● TRY IT
Across all of the records below, determine the number of lines containing the string "alarm"; reply with that number only.
○ ○ ○ ○
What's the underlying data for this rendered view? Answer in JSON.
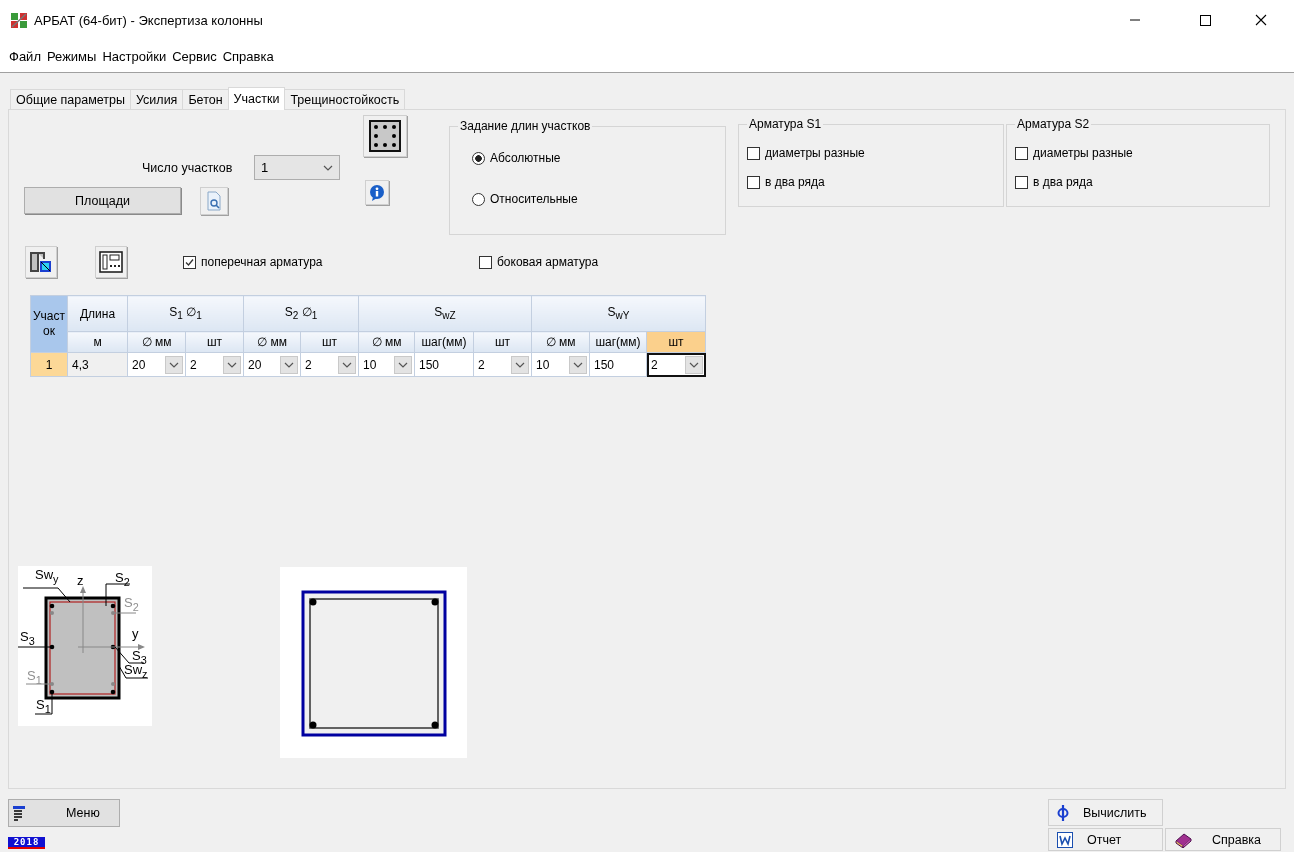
{
  "window": {
    "title": "АРБАТ (64-бит) - Экспертиза колонны"
  },
  "menu": [
    "Файл",
    "Режимы",
    "Настройки",
    "Сервис",
    "Справка"
  ],
  "tabs": [
    {
      "label": "Общие параметры",
      "selected": false
    },
    {
      "label": "Усилия",
      "selected": false
    },
    {
      "label": "Бетон",
      "selected": false
    },
    {
      "label": "Участки",
      "selected": true
    },
    {
      "label": "Трещиностойкость",
      "selected": false
    }
  ],
  "sections_count": {
    "label": "Число участков",
    "value": "1"
  },
  "areas_button": "Площади",
  "length_mode": {
    "title": "Задание длин участков",
    "options": [
      {
        "label": "Абсолютные",
        "selected": true
      },
      {
        "label": "Относительные",
        "selected": false
      }
    ]
  },
  "rebar_groups": [
    {
      "title": "Арматура S1",
      "options": [
        {
          "label": "диаметры разные",
          "checked": false
        },
        {
          "label": "в два ряда",
          "checked": false
        }
      ]
    },
    {
      "title": "Арматура S2",
      "options": [
        {
          "label": "диаметры разные",
          "checked": false
        },
        {
          "label": "в два ряда",
          "checked": false
        }
      ]
    }
  ],
  "options": [
    {
      "label": "поперечная арматура",
      "checked": true
    },
    {
      "label": "боковая арматура",
      "checked": false
    }
  ],
  "table": {
    "corner": "Участок",
    "groups": [
      {
        "label": "Длина",
        "columns": [
          {
            "label": "м",
            "selected": false
          }
        ]
      },
      {
        "label": "S$_{1}$ ∅$_{1}$",
        "columns": [
          {
            "label": "∅ мм",
            "selected": false
          },
          {
            "label": "шт",
            "selected": false
          }
        ]
      },
      {
        "label": "S$_{2}$ ∅$_{1}$",
        "columns": [
          {
            "label": "∅ мм",
            "selected": false
          },
          {
            "label": "шт",
            "selected": false
          }
        ]
      },
      {
        "label": "S$_{wZ}$",
        "columns": [
          {
            "label": "∅ мм",
            "selected": false
          },
          {
            "label": "шаг(мм)",
            "selected": false
          },
          {
            "label": "шт",
            "selected": false
          }
        ]
      },
      {
        "label": "S$_{wY}$",
        "columns": [
          {
            "label": "∅ мм",
            "selected": false
          },
          {
            "label": "шаг(мм)",
            "selected": false
          },
          {
            "label": "шт",
            "selected": true
          }
        ]
      }
    ],
    "rows": [
      {
        "number": "1",
        "selected": true,
        "cells": [
          {
            "kind": "readonly",
            "value": "4,3",
            "focused": false
          },
          {
            "kind": "combo",
            "value": "20",
            "focused": false
          },
          {
            "kind": "combo",
            "value": "2",
            "focused": false
          },
          {
            "kind": "combo",
            "value": "20",
            "focused": false
          },
          {
            "kind": "combo",
            "value": "2",
            "focused": false
          },
          {
            "kind": "combo",
            "value": "10",
            "focused": false
          },
          {
            "kind": "text",
            "value": "150",
            "focused": false
          },
          {
            "kind": "combo",
            "value": "2",
            "focused": false
          },
          {
            "kind": "combo",
            "value": "10",
            "focused": false
          },
          {
            "kind": "text",
            "value": "150",
            "focused": false
          },
          {
            "kind": "combo",
            "value": "2",
            "focused": true
          }
        ]
      }
    ]
  },
  "diagram_labels": [
    {
      "text": "Sw$_{y}$",
      "muted": false
    },
    {
      "text": "z",
      "muted": false
    },
    {
      "text": "S$_{2}$",
      "muted": false
    },
    {
      "text": "S$_{2}$",
      "muted": true
    },
    {
      "text": "S$_{3}$",
      "muted": false
    },
    {
      "text": "y",
      "muted": false
    },
    {
      "text": "S$_{3}$",
      "muted": false
    },
    {
      "text": "Sw$_{z}$",
      "muted": false
    },
    {
      "text": "S$_{1}$",
      "muted": true
    },
    {
      "text": "S$_{1}$",
      "muted": false
    }
  ],
  "bottom": {
    "menu_button": "Меню",
    "version": "2018",
    "buttons": [
      {
        "kind": "calculate",
        "label": "Вычислить"
      },
      {
        "kind": "report",
        "label": "Отчет"
      },
      {
        "kind": "help",
        "label": "Справка"
      }
    ]
  }
}
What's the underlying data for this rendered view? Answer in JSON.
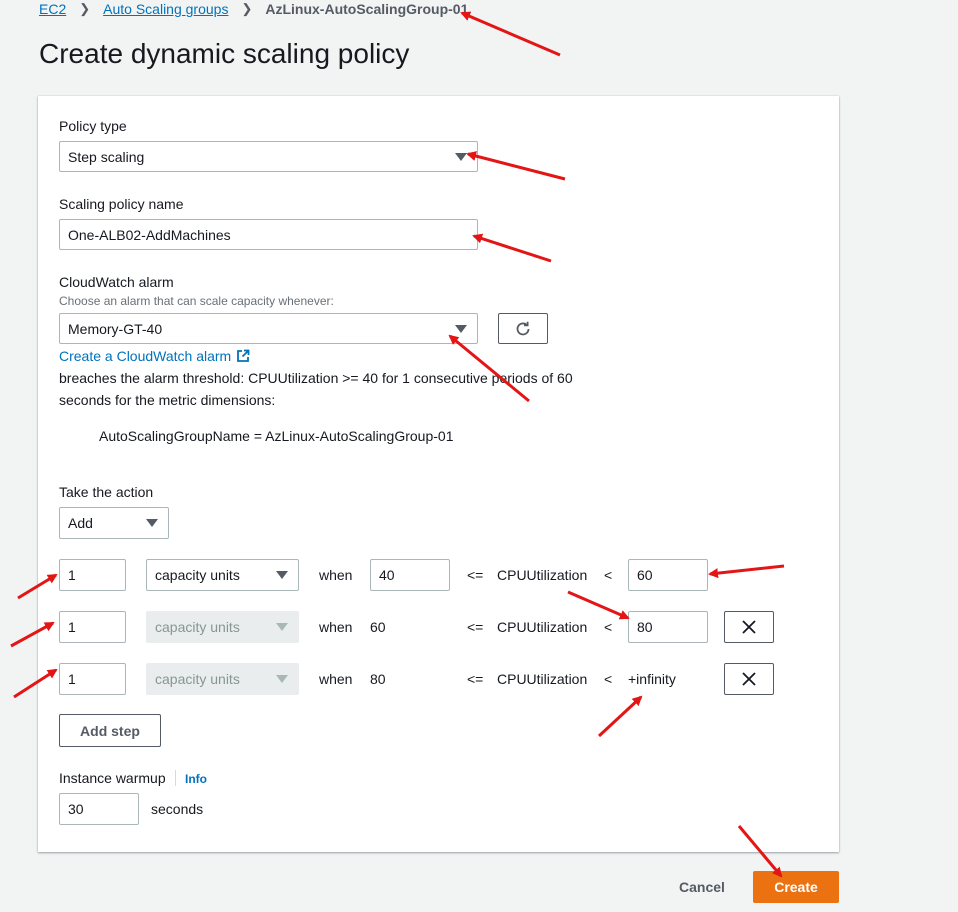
{
  "breadcrumb": {
    "items": [
      "EC2",
      "Auto Scaling groups"
    ],
    "current": "AzLinux-AutoScalingGroup-01"
  },
  "page_title": "Create dynamic scaling policy",
  "policy_type": {
    "label": "Policy type",
    "value": "Step scaling"
  },
  "policy_name": {
    "label": "Scaling policy name",
    "value": "One-ALB02-AddMachines"
  },
  "alarm": {
    "label": "CloudWatch alarm",
    "description": "Choose an alarm that can scale capacity whenever:",
    "value": "Memory-GT-40",
    "create_link": "Create a CloudWatch alarm",
    "breach_text_1": "breaches the alarm threshold: CPUUtilization >= 40 for 1 consecutive periods of 60",
    "breach_text_2": "seconds for the metric dimensions:",
    "dimension": "AutoScalingGroupName = AzLinux-AutoScalingGroup-01"
  },
  "action": {
    "label": "Take the action",
    "value": "Add"
  },
  "steps": [
    {
      "amount": "1",
      "unit": "capacity units",
      "when": "when",
      "lower": "40",
      "op": "<=",
      "metric": "CPUUtilization",
      "lt": "<",
      "upper": "60"
    },
    {
      "amount": "1",
      "unit": "capacity units",
      "when": "when",
      "lower": "60",
      "op": "<=",
      "metric": "CPUUtilization",
      "lt": "<",
      "upper": "80"
    },
    {
      "amount": "1",
      "unit": "capacity units",
      "when": "when",
      "lower": "80",
      "op": "<=",
      "metric": "CPUUtilization",
      "lt": "<",
      "upper": "+infinity"
    }
  ],
  "add_step_label": "Add step",
  "warmup": {
    "label": "Instance warmup",
    "info": "Info",
    "value": "30",
    "unit": "seconds"
  },
  "footer": {
    "cancel_label": "Cancel",
    "create_label": "Create"
  },
  "colors": {
    "accent": "#ec7211",
    "link": "#0073bb",
    "annotation": "#e31515"
  }
}
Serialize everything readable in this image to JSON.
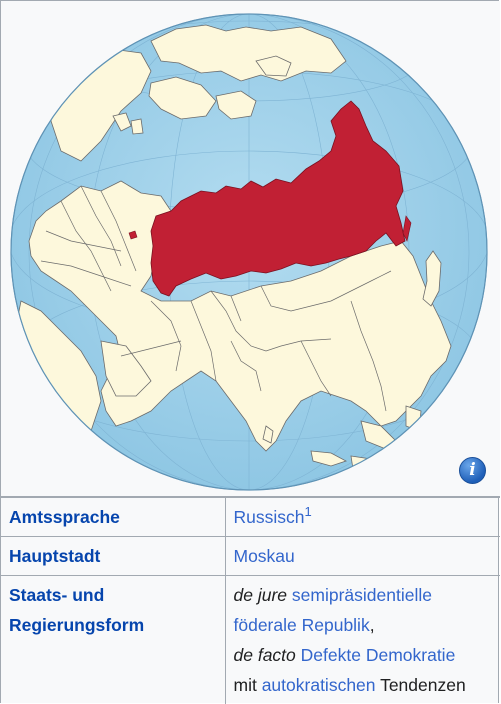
{
  "map": {
    "icon": "info-icon",
    "icon_glyph": "i",
    "colors": {
      "ocean": "#a8d6ec",
      "land": "#fdf8dc",
      "highlight": "#c12034",
      "border": "#555555"
    }
  },
  "rows": {
    "amtssprache": {
      "label": "Amtssprache",
      "value_link": "Russisch",
      "footnote": "1"
    },
    "hauptstadt": {
      "label": "Hauptstadt",
      "value_link": "Moskau"
    },
    "regierungsform": {
      "label_line1": "Staats- und",
      "label_line2": "Regierungsform",
      "dejure_prefix": "de jure",
      "dejure_link": "semipräsidentielle föderale Republik",
      "dejure_suffix": ",",
      "defacto_prefix": "de facto",
      "defacto_link": "Defekte Demokratie",
      "mit_text": "mit",
      "autokratisch_link": "autokratischen",
      "tendenzen_text": "Tendenzen"
    }
  }
}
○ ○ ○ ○
● RESULT OF THIS TASK
5